Magnesium transport in the renal distal convoluted tubule

Physiol Rev. 2001 Jan;81(1):51-84. doi: 10.1152/physrev.2001.81.1.51.

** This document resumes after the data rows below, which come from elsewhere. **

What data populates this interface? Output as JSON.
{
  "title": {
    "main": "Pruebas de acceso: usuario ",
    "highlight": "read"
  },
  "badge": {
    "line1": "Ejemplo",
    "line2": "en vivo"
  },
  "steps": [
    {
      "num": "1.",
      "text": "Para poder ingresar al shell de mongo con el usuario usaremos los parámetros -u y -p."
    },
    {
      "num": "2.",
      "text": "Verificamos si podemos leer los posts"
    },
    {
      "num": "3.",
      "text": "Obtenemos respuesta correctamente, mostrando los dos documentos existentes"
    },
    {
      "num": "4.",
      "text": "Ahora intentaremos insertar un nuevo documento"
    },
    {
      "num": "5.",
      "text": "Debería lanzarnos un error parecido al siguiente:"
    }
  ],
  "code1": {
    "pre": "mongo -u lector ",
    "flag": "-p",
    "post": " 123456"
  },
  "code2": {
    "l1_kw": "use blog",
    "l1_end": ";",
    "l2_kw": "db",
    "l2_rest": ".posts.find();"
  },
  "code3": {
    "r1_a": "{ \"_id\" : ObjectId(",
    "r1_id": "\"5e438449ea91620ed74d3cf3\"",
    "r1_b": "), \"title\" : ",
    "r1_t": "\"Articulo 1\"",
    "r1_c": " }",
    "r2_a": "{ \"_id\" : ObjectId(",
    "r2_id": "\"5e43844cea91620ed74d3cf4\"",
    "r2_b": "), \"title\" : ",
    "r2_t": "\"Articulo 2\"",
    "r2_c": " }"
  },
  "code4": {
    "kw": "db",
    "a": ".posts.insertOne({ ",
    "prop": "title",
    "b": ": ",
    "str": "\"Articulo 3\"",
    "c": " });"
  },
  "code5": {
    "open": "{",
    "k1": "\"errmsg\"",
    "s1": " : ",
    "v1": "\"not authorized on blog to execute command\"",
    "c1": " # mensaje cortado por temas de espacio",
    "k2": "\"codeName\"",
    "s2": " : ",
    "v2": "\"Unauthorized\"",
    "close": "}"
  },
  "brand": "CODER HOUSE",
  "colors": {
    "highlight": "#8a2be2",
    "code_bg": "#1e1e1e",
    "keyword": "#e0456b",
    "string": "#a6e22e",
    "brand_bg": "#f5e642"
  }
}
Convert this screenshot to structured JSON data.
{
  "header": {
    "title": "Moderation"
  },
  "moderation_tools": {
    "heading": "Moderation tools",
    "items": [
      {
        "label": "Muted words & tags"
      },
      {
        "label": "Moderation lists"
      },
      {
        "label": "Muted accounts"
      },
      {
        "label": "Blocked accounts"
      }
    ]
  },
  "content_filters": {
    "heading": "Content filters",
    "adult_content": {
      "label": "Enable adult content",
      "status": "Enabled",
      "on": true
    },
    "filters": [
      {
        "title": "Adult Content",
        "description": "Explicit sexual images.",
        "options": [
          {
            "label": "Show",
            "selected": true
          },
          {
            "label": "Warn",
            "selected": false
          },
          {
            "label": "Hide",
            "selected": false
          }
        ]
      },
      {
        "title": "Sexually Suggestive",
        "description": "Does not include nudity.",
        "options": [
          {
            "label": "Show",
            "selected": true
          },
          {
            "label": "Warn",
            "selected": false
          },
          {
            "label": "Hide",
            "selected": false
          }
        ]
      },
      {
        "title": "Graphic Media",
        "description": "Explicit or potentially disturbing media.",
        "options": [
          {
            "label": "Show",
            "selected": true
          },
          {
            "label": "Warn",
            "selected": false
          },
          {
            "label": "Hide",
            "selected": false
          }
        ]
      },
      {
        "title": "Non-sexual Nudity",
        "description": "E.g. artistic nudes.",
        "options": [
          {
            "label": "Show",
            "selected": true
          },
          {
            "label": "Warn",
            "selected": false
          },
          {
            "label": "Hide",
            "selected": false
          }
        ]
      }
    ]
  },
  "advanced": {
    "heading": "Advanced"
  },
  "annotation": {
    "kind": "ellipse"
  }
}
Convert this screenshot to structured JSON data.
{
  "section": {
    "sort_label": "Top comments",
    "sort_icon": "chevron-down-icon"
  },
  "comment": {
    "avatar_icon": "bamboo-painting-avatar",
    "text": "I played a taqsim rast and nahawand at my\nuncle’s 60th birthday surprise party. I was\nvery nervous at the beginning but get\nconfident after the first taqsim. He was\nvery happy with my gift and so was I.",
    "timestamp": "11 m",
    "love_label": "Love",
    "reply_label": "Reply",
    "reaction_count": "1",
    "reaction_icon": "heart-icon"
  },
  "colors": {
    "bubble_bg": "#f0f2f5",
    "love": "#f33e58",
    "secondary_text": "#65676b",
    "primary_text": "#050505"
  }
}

The distal tubule reabsorbs approximately 10% of the filtered Mg(2+), but this is 70-80% of that delivered from the loop of Henle. Because there is little Mg(2+) reabsorption beyond the distal tubule, this segment plays an important role in determining the final urinary excretion. The distal convoluted segment (DCT) is characterized by a negative luminal voltage and high intercellular resistance so that Mg(2+) reabsorption is transcellular and active. This review discusses recent evidence for selective and sensitive control of Mg(2+) transport in the DCT and emphasizes the importance of this control in normal and abnormal renal Mg(2+) conservation. Normally, Mg(2+) absorption is load dependent in the distal tubule, whether delivery is altered by increasing luminal Mg(2+) concentration or increasing the flow rate into the DCT. With the use of microfluorescent studies with an established mouse distal convoluted tubule (MDCT) cell line, it was shown that Mg(2+) uptake was concentration and voltage dependent. Peptide hormones such as parathyroid hormone, calcitonin, glucagon, and arginine vasopressin enhance Mg(2+) absorption in the distal tubule and stimulate Mg(2+) uptake into MDCT cells. Prostaglandin E(2) and isoproterenol increase Mg(2+) entry into MDCT cells. The current evidence indicates that cAMP-dependent protein kinase A, phospholipase C, and protein kinase C signaling pathways are involved in these responses. Steroid hormones have significant effects on distal Mg(2+) transport. Aldosterone does not alter basal Mg(2+) uptake but potentiates hormone-stimulated Mg(2+) entry in MDCT cells by increasing hormone-mediated cAMP formation. 1,25-Dihydroxyvitamin D(3), on the other hand, stimulates basal Mg(2+) uptake. Elevation of plasma Mg(2+) or Ca(2+) inhibits hormone-stimulated cAMP accumulation and Mg(2+) uptake in MDCT cells through activation of extracellular Ca(2+)/Mg(2+)-sensing mechanisms. Mg(2+) restriction selectively increases Mg(2+) uptake with no effect on Ca(2+) absorption. This intrinsic cellular adaptation provides the sensitive and selective control of distal Mg(2+) transport. The distally acting diuretics amiloride and chlorothiazide stimulate Mg(2+) uptake in MDCT cells acting through changes in membrane voltage. A number of familial and acquired disorders have been described that emphasize the diversity of cellular controls affecting renal Mg(2+) balance. Although it is clear that many influences affect Mg(2+) transport within the DCT, the transport processes have not been identified.

Publication types

  • Research Support, Non-U.S. Gov't
  • Review

MeSH terms

  • Acid-Base Equilibrium / physiology
  • Aminoglycosides / toxicity
  • Animals
  • Antibiotics, Antineoplastic / toxicity
  • Cisplatin / toxicity
  • Diuretics / pharmacology
  • Hormones / metabolism
  • Hormones / pharmacology
  • Humans
  • Immunosuppressive Agents / toxicity
  • Ion Transport / drug effects
  • Ion Transport / physiology
  • Kidney Tubules, Distal / cytology
  • Kidney Tubules, Distal / drug effects
  • Kidney Tubules, Distal / metabolism*
  • Magnesium / metabolism*
  • Phosphates / deficiency
  • Phosphates / metabolism
  • Potassium Deficiency / metabolism
  • Receptors, Calcium-Sensing
  • Receptors, Cell Surface / metabolism
  • Renal Tubular Transport, Inborn Errors / metabolism


  • Aminoglycosides
  • Antibiotics, Antineoplastic
  • Diuretics
  • Hormones
  • Immunosuppressive Agents
  • Phosphates
  • Receptors, Calcium-Sensing
  • Receptors, Cell Surface
  • Magnesium
  • Cisplatin